▶ **Exercise**: Scan the records for the word "image". Report each line where it occurs.

▶ **Data shown**:
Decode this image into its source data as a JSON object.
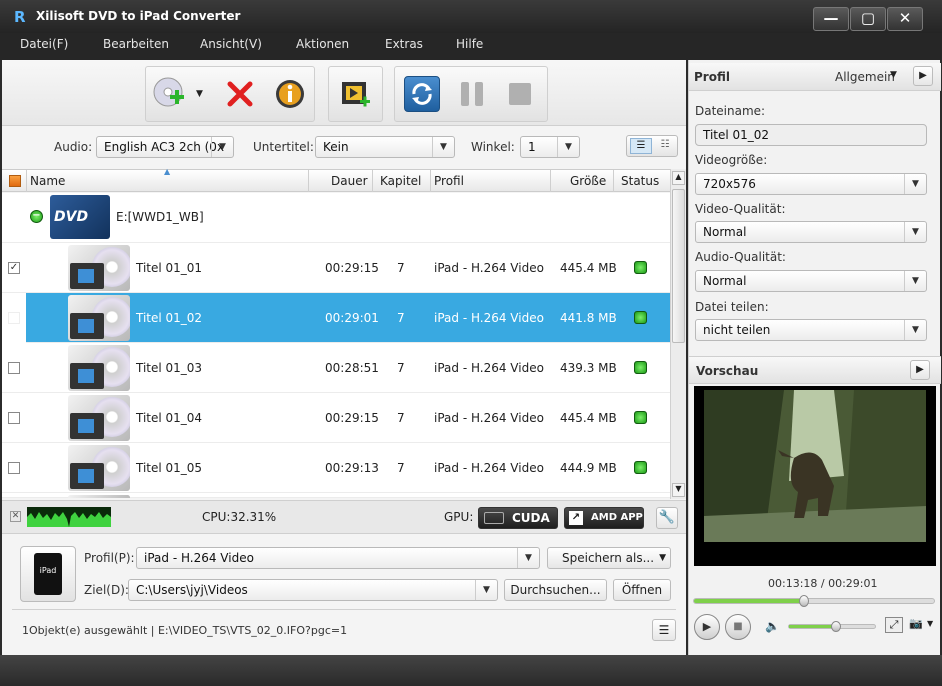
{
  "window": {
    "title": "Xilisoft DVD to iPad Converter",
    "minimize_label": "—",
    "maximize_label": "▢",
    "close_label": "✕"
  },
  "menu": [
    "Datei(F)",
    "Bearbeiten",
    "Ansicht(V)",
    "Aktionen",
    "Extras",
    "Hilfe"
  ],
  "filters": {
    "audio_label": "Audio:",
    "audio_value": "English AC3 2ch (0x",
    "subtitle_label": "Untertitel:",
    "subtitle_value": "Kein",
    "angle_label": "Winkel:",
    "angle_value": "1"
  },
  "table": {
    "headers": [
      "Name",
      "Dauer",
      "Kapitel",
      "Profil",
      "Größe",
      "Status"
    ],
    "source": {
      "label": "E:[WWD1_WB]",
      "dvd_text": "DVD"
    },
    "rows": [
      {
        "name": "Titel 01_01",
        "duration": "00:29:15",
        "chapters": "7",
        "profile": "iPad - H.264 Video",
        "size": "445.4 MB",
        "checked": "✓"
      },
      {
        "name": "Titel 01_02",
        "duration": "00:29:01",
        "chapters": "7",
        "profile": "iPad - H.264 Video",
        "size": "441.8 MB",
        "checked": ""
      },
      {
        "name": "Titel 01_03",
        "duration": "00:28:51",
        "chapters": "7",
        "profile": "iPad - H.264 Video",
        "size": "439.3 MB",
        "checked": ""
      },
      {
        "name": "Titel 01_04",
        "duration": "00:29:15",
        "chapters": "7",
        "profile": "iPad - H.264 Video",
        "size": "445.4 MB",
        "checked": ""
      },
      {
        "name": "Titel 01_05",
        "duration": "00:29:13",
        "chapters": "7",
        "profile": "iPad - H.264 Video",
        "size": "444.9 MB",
        "checked": ""
      }
    ]
  },
  "cpu": {
    "cpu_text": "CPU:32.31%",
    "gpu_label": "GPU:",
    "cuda_label": "CUDA",
    "amd_label": "AMD APP"
  },
  "output": {
    "device_label": "iPad",
    "profile_label": "Profil(P):",
    "profile_value": "iPad - H.264 Video",
    "save_as_label": "Speichern als...",
    "dest_label": "Ziel(D):",
    "dest_value": "C:\\Users\\jyj\\Videos",
    "browse_label": "Durchsuchen...",
    "open_label": "Öffnen"
  },
  "statusbar": {
    "text": "1Objekt(e) ausgewählt | E:\\VIDEO_TS\\VTS_02_0.IFO?pgc=1"
  },
  "profile_panel": {
    "title": "Profil",
    "mode": "Allgemein",
    "filename_label": "Dateiname:",
    "filename_value": "Titel 01_02",
    "videosize_label": "Videogröße:",
    "videosize_value": "720x576",
    "videoquality_label": "Video-Qualität:",
    "videoquality_value": "Normal",
    "audioquality_label": "Audio-Qualität:",
    "audioquality_value": "Normal",
    "split_label": "Datei teilen:",
    "split_value": "nicht teilen"
  },
  "preview": {
    "title": "Vorschau",
    "time": "00:13:18 / 00:29:01",
    "progress": 0.458,
    "volume": 0.55
  },
  "colors": {
    "selection": "#39a9e1",
    "status_ok": "#2ecc40",
    "progress_fill": "#7fd04a"
  }
}
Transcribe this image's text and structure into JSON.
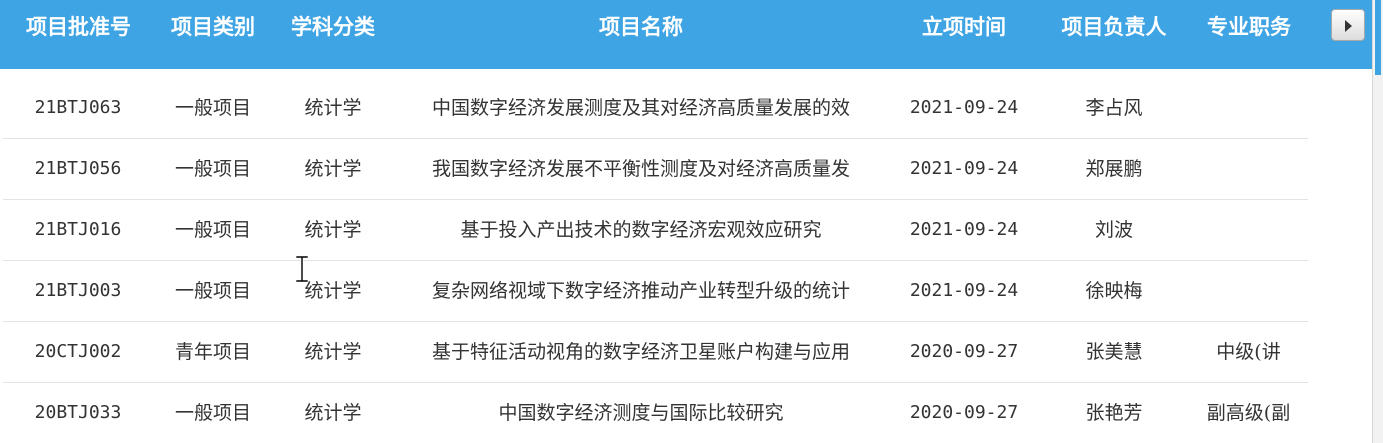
{
  "table": {
    "headers": [
      "项目批准号",
      "项目类别",
      "学科分类",
      "项目名称",
      "立项时间",
      "项目负责人",
      "专业职务"
    ],
    "rows": [
      [
        "21BTJ063",
        "一般项目",
        "统计学",
        "中国数字经济发展测度及其对经济高质量发展的效",
        "2021-09-24",
        "李占风",
        ""
      ],
      [
        "21BTJ056",
        "一般项目",
        "统计学",
        "我国数字经济发展不平衡性测度及对经济高质量发",
        "2021-09-24",
        "郑展鹏",
        ""
      ],
      [
        "21BTJ016",
        "一般项目",
        "统计学",
        "基于投入产出技术的数字经济宏观效应研究",
        "2021-09-24",
        "刘波",
        ""
      ],
      [
        "21BTJ003",
        "一般项目",
        "统计学",
        "复杂网络视域下数字经济推动产业转型升级的统计",
        "2021-09-24",
        "徐映梅",
        ""
      ],
      [
        "20CTJ002",
        "青年项目",
        "统计学",
        "基于特征活动视角的数字经济卫星账户构建与应用",
        "2020-09-27",
        "张美慧",
        "中级(讲"
      ],
      [
        "20BTJ033",
        "一般项目",
        "统计学",
        "中国数字经济测度与国际比较研究",
        "2020-09-27",
        "张艳芳",
        "副高级(副"
      ]
    ]
  },
  "icons": {
    "scroll_right": "chevron-right-icon",
    "cursor": "text-cursor-icon"
  },
  "colors": {
    "header_bg": "#3fa4e3",
    "header_text": "#ffffff",
    "cell_text": "#333333",
    "row_divider": "#e3e3e3"
  }
}
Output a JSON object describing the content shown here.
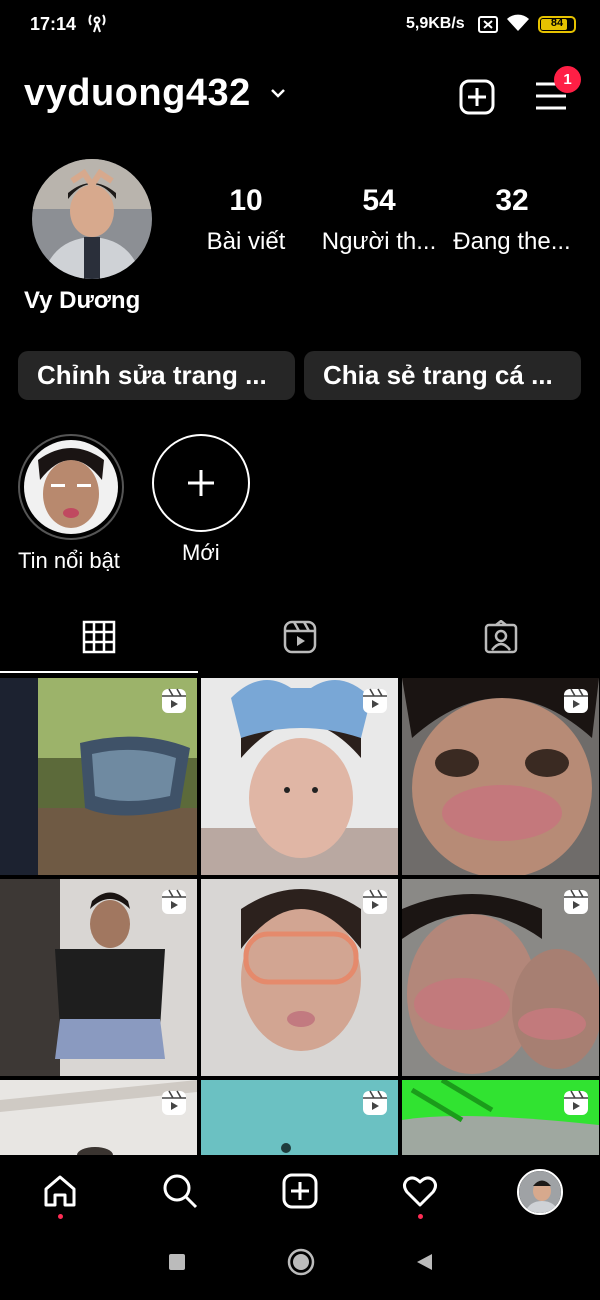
{
  "status": {
    "time": "17:14",
    "speed": "5,9KB/s",
    "battery": "84"
  },
  "header": {
    "username": "vyduong432",
    "notifications": "1"
  },
  "profile": {
    "display_name": "Vy Dương",
    "stats": [
      {
        "value": "10",
        "label": "Bài viết"
      },
      {
        "value": "54",
        "label": "Người th..."
      },
      {
        "value": "32",
        "label": "Đang the..."
      }
    ],
    "edit_button": "Chỉnh sửa trang ...",
    "share_button": "Chia sẻ trang cá ..."
  },
  "highlights": [
    {
      "label": "Tin nổi bật"
    },
    {
      "label": "Mới"
    }
  ],
  "tabs": [
    "grid-icon",
    "reels-icon",
    "tagged-icon"
  ],
  "colors": {
    "background": "#000000",
    "button": "#262626",
    "badge": "#ff1f45",
    "battery": "#e6c200"
  },
  "nav": [
    "home-icon",
    "search-icon",
    "create-icon",
    "heart-icon",
    "profile-avatar"
  ]
}
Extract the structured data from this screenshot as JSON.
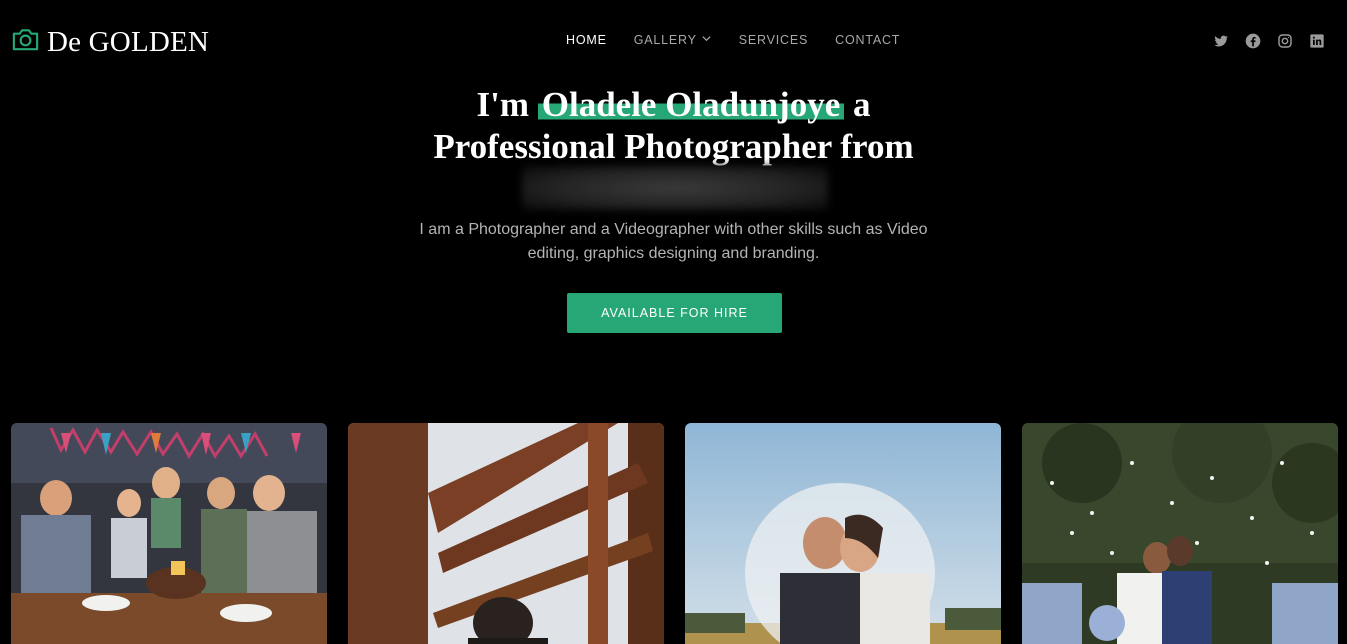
{
  "brand": {
    "name": "De GOLDEN",
    "icon": "camera-icon",
    "accent": "#27a776"
  },
  "nav": {
    "items": [
      {
        "label": "HOME",
        "active": true
      },
      {
        "label": "GALLERY",
        "dropdown": true
      },
      {
        "label": "SERVICES"
      },
      {
        "label": "CONTACT"
      }
    ]
  },
  "social": [
    "twitter-icon",
    "facebook-icon",
    "instagram-icon",
    "linkedin-icon"
  ],
  "hero": {
    "title_prefix": "I'm",
    "name": "Oladele Oladunjoye",
    "title_suffix": "a",
    "title_line2": "Professional Photographer from",
    "description_line1": "I am a Photographer and a Videographer with other skills such as Video",
    "description_line2": "editing, graphics designing and branding.",
    "cta": "AVAILABLE FOR HIRE"
  },
  "gallery": [
    {
      "subject": "birthday-party-photo"
    },
    {
      "subject": "staircase-portrait-photo"
    },
    {
      "subject": "wedding-couple-veil-photo"
    },
    {
      "subject": "wedding-celebration-photo"
    }
  ]
}
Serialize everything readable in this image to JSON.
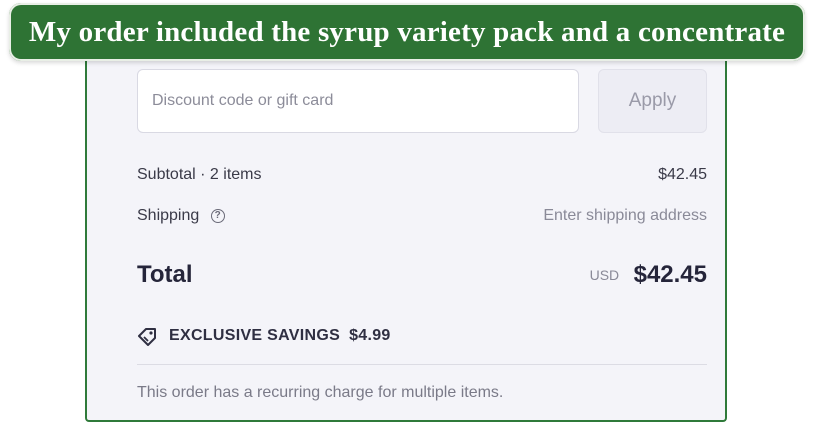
{
  "banner": {
    "text": "My order included the syrup variety pack and a concentrate"
  },
  "discount": {
    "placeholder": "Discount code or gift card",
    "apply_label": "Apply"
  },
  "summary": {
    "subtotal_label": "Subtotal · 2 items",
    "subtotal_value": "$42.45",
    "shipping_label": "Shipping",
    "shipping_value": "Enter shipping address",
    "total_label": "Total",
    "currency": "USD",
    "total_value": "$42.45"
  },
  "savings": {
    "label": "EXCLUSIVE SAVINGS",
    "amount": "$4.99"
  },
  "note": "This order has a recurring charge for multiple items.",
  "icons": {
    "help": "question-circle-icon",
    "tag": "tag-icon"
  },
  "colors": {
    "banner_bg": "#2e7334",
    "panel_border": "#2f7a3a",
    "panel_bg": "#f4f4f9"
  }
}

▶ **Written reply**:
Decode this image into its source data as a JSON object.
Transcribe this image's text and structure into JSON.
Serialize everything readable in this image to JSON.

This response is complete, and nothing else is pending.